Iowa youth “learn by doing” in 4-H clubs throughout the state. 4-H clubs can be general interest or focus on specific topics such as robotics, drama, photography, clothing, shooting sports, gardening, communications, woodworking, food and nutrition or just about any topic that interests kids and teens. Contact your Iowa State University Extension county office, www.extension.iastate.edu/content/county-offices/, to find out about clubs in your county.
About the Iowa 4-H Youth Development Program
4-H is the nation’s largest youth development organization, serving more than 6 million young people across America with programs in leadership, citizenship, communication and life skills. One in five Iowa school-age youth are involved in 4-H. In Iowa, 4-H Youth Development is headquartered at the Iowa State University campus in Ames. 4-H is supported by federal, state and county funding, private grants and donations, and fees. For more information about joining 4-H, contact your Iowa State University Extension county office at www.extension.iastate.edu/content/county-offices/ or visit www.extension.iastate.edu/4H.
About the Science Center of Iowa (SCI)
The Science Center of Iowa (SCI) has a 35-year history of providing informal science education. In May 2005, SCI opened a new 110,000 square-foot, $62 million facility devoted to lifelong learning featuring six dynamic experience platforms and a changing exhibitions platform where participants can explore the more than 150 new interactive exhibits and experiment with the variety of live programming offered. By placing the power of learning in the hands of the participant, the programmatic emphasis is not on “what” to learn, but “how” to learn. SCI also features central Iowa’s first IMAX Theater, a 216-seat, 70-foot dome theater, the 175-seat John Deere Adventure Theater showcasing live performances and the 50-foot dome planetarium, the Star Theater. The Iowa Learning Center is a wing within the new SCI, housing the educational programs that link to formal education and features resources for educators and students, science discovery labs, the renowned science-based preschool, as well as outreach and distance learning programs.

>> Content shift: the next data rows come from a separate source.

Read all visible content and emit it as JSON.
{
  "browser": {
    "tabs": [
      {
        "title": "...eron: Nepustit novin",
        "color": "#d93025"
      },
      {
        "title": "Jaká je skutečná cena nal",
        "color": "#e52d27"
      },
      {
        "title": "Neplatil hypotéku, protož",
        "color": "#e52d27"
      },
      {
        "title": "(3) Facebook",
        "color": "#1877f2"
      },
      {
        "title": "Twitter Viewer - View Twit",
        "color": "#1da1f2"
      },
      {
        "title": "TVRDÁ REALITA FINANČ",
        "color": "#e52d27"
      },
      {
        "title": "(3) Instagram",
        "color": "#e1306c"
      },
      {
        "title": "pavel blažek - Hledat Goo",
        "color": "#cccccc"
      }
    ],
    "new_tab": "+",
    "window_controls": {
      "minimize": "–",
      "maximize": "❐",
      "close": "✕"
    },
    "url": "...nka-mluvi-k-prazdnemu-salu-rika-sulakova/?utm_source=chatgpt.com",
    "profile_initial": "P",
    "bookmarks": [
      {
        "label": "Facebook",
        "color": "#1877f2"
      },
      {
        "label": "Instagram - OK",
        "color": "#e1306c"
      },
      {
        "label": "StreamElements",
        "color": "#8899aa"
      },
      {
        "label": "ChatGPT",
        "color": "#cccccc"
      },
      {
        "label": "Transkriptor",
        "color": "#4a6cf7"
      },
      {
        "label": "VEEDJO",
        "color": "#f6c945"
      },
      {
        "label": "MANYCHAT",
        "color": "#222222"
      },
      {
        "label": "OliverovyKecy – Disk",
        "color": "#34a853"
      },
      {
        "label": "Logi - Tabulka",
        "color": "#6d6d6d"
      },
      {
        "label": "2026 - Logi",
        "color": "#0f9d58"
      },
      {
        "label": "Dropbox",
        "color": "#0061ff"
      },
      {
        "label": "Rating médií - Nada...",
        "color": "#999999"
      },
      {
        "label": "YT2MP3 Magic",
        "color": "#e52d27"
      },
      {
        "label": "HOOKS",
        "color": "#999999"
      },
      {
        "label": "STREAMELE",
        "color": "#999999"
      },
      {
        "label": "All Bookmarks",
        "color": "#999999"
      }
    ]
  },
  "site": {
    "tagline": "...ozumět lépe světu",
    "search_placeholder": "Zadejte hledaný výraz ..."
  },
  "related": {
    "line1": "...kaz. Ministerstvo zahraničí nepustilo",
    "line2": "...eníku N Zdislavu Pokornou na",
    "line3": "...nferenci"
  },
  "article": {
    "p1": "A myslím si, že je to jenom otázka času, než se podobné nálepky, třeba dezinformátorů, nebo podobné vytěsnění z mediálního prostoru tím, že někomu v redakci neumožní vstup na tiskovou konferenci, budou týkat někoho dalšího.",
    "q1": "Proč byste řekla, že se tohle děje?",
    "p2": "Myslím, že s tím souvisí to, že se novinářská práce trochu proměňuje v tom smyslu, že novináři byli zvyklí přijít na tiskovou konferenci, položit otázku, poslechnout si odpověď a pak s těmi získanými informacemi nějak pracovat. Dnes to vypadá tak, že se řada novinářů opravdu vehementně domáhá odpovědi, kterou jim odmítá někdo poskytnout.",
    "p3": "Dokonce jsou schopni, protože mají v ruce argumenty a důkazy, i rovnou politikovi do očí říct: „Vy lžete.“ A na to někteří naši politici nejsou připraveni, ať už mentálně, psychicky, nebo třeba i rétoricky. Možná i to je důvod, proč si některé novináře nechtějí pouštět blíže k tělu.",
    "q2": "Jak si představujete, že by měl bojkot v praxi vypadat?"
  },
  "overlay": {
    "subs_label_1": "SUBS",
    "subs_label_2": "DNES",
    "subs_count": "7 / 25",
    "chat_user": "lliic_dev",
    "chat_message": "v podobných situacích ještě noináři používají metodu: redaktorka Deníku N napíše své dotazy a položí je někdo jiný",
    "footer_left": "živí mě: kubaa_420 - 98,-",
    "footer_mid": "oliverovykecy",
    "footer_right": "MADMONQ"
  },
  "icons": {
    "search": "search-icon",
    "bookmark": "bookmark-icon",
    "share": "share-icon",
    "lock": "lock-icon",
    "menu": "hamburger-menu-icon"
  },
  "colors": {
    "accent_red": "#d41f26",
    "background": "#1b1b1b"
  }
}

Hannah McCulloh, Extension Communications and External Relations, (515) 294-9915, email@example.com
Laura Sternweis, Extension Communications and External Relations, (515) 294-0775, firstname.lastname@example.org